Although collaboration does not imply competition, this type of team work has the ability to raise standards by pushing colleagues to perform as well as, or even better than their peers. Fullan refers to this as “collaborative competition” whereby peers work to achieve individual and collaborative capacity building.
In Change Leader Fullan writes, “Being right is not a strategy.” Ideas from those high atop the leadership hierarchy are often critically necessary, yet it’s imperative that decisions are made collectively with other leaders in the school community. Fullan refers to this as “impressive empathy”—the ability to listen to others is paramount with all change initiatives. Rarely will a leader encounter a potential change in culture or process where he or she does not face differing opinions or resistance. It’s the empathetic change leader that remains resolute in their decision making, while always taking others viewpoints into consideration.
A key element towards true empathy is the ability to examine contrasting thought processes, and then reflect towards gaining the wisdom to relate to the varying perspectives. Fullan suggests, “The most successful leaders seem to be able to combine authority and democracy seamlessly.” There is a distinct difference between being “resolute” and dictatorship—leaders will achieve success in their resolution by listening to their peers, building relationships, and empowering colleagues to voice their ideas.
Technology is ubiquitous and ever changing, creating opportunities in education for teachers and students to become creators, as well as inquisitive problems finders and solvers. We have the ability to communicate and collaborate globally; no limits existing on the amount of information we can discover with the swipe of a finger. Still, the primary goal of educational institutions is learning—for both students and teachers.
Fullan points to “two fundamentally different mindsets: fixed and growth” from Carol Dweck’s Mindset: The New Psychology of Success. Those with fixed mindsets believe that acumen and ability are ingrained within a person and cannot be changed. Accordingly, failure is understood as inferior intellect—thus new learning is never pursued because of the risk involved. On the other hand, the growth mindset involves progress over time and the perpetual pursuit of knowledge and wisdom—failure is often embraced with this type of learning orientation.
A common challenge with leadership is the inability to be wrong, or even admit mistakes—it is this type of fixed mindset that impedes change. While the fixed mindset is an unsustainable mental model, Fullan suggests, “the good news is that a growth mindset can be cultivated.” The fixed mindset results in a model of education based on the industrial age where classrooms are teacher centered, focusing on instruction rather than student learning. Ultimately we are preparing our students for a world that will not exist when they exit school.
In light of uncertainty, chaos, and rapid change it is difficult to project exactly what skills students will need to possess when it is time to look for jobs. However, it is clear that change is required to shift away from educational system rooted in the antiquated industrial economy. A paradigm shift is required, prompting resolute school leaders develop cultures of collaboration and learning while nurturing new sets of skills to better prepare our students for the next ten, twenty, thirty years.

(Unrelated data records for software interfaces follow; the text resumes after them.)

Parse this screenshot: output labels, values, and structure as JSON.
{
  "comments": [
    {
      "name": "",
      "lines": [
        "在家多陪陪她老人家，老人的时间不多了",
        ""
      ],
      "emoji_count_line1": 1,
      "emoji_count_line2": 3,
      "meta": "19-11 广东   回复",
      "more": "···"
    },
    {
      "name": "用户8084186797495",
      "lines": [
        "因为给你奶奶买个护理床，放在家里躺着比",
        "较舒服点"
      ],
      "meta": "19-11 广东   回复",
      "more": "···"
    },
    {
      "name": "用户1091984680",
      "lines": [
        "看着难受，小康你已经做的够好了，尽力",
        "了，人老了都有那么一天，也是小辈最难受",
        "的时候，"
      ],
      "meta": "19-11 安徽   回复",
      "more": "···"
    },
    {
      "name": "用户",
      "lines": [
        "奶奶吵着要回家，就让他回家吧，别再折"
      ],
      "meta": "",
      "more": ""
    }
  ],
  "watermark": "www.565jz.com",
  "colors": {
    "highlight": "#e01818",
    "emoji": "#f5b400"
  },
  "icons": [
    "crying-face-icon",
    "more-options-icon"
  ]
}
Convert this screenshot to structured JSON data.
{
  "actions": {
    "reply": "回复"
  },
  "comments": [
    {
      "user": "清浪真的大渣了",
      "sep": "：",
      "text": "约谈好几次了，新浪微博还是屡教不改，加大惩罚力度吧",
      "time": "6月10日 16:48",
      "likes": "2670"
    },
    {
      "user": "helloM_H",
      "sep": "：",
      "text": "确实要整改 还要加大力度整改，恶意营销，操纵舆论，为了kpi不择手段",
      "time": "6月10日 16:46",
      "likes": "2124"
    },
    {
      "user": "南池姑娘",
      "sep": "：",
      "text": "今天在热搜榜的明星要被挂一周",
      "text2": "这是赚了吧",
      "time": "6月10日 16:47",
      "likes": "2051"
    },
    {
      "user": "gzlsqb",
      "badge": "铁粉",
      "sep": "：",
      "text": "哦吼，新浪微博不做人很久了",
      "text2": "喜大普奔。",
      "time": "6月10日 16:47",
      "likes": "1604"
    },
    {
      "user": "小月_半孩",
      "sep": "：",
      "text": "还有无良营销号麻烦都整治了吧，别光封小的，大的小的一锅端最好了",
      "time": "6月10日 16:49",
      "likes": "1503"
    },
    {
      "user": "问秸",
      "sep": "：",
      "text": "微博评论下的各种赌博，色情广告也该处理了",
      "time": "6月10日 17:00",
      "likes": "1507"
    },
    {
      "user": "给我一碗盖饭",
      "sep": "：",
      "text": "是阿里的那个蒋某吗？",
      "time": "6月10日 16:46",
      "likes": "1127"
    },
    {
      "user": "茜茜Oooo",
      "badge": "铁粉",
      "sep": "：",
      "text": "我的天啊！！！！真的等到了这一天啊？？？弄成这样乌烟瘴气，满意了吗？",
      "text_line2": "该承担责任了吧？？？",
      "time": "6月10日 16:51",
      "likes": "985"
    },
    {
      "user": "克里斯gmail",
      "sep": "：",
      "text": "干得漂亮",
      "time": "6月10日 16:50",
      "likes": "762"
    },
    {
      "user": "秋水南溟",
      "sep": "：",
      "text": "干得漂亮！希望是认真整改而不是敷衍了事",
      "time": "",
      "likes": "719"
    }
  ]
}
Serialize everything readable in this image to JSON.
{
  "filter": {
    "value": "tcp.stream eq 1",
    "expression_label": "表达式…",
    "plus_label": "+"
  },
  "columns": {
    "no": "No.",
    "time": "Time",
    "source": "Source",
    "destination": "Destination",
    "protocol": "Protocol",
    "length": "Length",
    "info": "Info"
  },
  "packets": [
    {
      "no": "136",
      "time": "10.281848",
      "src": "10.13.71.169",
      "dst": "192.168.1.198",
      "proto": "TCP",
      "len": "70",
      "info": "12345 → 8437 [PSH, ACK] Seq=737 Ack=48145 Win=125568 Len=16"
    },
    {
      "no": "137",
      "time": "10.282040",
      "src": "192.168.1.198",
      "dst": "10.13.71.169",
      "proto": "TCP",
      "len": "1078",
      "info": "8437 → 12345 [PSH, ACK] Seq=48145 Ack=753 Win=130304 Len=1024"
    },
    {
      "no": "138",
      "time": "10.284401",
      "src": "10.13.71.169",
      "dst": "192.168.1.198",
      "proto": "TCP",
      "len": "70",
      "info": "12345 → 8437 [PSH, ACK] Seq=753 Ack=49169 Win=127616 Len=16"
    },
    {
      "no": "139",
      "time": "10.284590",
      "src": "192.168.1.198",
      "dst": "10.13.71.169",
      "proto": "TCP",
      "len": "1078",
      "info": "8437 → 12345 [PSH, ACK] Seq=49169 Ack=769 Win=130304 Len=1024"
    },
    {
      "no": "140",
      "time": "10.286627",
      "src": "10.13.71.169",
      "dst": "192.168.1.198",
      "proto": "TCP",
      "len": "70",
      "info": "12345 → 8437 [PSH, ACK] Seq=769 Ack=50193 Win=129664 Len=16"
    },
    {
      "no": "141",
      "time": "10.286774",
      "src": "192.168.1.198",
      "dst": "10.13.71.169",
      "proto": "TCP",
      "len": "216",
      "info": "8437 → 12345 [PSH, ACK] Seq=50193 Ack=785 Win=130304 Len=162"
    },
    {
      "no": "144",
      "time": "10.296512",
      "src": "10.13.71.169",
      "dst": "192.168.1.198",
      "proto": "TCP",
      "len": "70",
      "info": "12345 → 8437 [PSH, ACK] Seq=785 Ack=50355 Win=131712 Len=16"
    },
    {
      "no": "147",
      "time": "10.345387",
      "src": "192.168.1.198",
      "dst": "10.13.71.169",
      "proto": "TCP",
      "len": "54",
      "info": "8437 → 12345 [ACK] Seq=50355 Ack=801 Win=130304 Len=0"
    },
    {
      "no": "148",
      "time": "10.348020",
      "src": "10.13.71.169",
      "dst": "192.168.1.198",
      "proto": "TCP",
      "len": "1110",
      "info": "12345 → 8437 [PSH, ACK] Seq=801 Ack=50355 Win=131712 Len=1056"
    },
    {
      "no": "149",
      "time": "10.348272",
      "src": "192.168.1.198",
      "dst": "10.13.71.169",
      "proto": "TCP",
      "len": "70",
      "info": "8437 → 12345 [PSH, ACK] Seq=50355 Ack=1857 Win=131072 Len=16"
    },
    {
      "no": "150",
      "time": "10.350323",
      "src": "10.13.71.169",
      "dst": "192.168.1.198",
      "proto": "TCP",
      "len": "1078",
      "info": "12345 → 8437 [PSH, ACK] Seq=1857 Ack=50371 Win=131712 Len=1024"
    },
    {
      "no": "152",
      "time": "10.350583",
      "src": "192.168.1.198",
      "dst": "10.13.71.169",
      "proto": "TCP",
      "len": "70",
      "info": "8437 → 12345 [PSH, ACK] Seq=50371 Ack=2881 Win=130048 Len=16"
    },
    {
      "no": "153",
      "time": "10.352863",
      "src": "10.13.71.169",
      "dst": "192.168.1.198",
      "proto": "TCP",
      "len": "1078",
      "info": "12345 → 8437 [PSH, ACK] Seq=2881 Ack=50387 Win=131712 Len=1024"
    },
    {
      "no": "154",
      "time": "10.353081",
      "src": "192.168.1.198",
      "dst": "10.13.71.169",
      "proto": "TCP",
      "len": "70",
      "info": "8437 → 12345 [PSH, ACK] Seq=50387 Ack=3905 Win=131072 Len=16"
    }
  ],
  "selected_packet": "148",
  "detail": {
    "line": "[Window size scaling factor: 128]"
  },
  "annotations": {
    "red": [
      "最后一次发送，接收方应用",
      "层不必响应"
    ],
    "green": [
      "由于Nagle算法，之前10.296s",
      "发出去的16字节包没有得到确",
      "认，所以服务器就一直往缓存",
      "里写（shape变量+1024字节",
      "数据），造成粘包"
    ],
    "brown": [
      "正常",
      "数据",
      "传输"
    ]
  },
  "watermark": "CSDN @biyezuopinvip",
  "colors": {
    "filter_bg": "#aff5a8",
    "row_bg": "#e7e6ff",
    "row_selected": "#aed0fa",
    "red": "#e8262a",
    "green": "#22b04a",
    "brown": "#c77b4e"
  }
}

Dweck, C. (2006). Mindset: The new psychology of success. New York, NY: Ballantine Books.
Fullan, M. (2008). The six secrets of change: What the best leaders do to help their organizations survive and thrive. San Francicso, CA: Jossey-Bass.
Fullan, M. (2011). Change leader: Learning to do what matters most. San Francisco, CA: Jossey-Bass.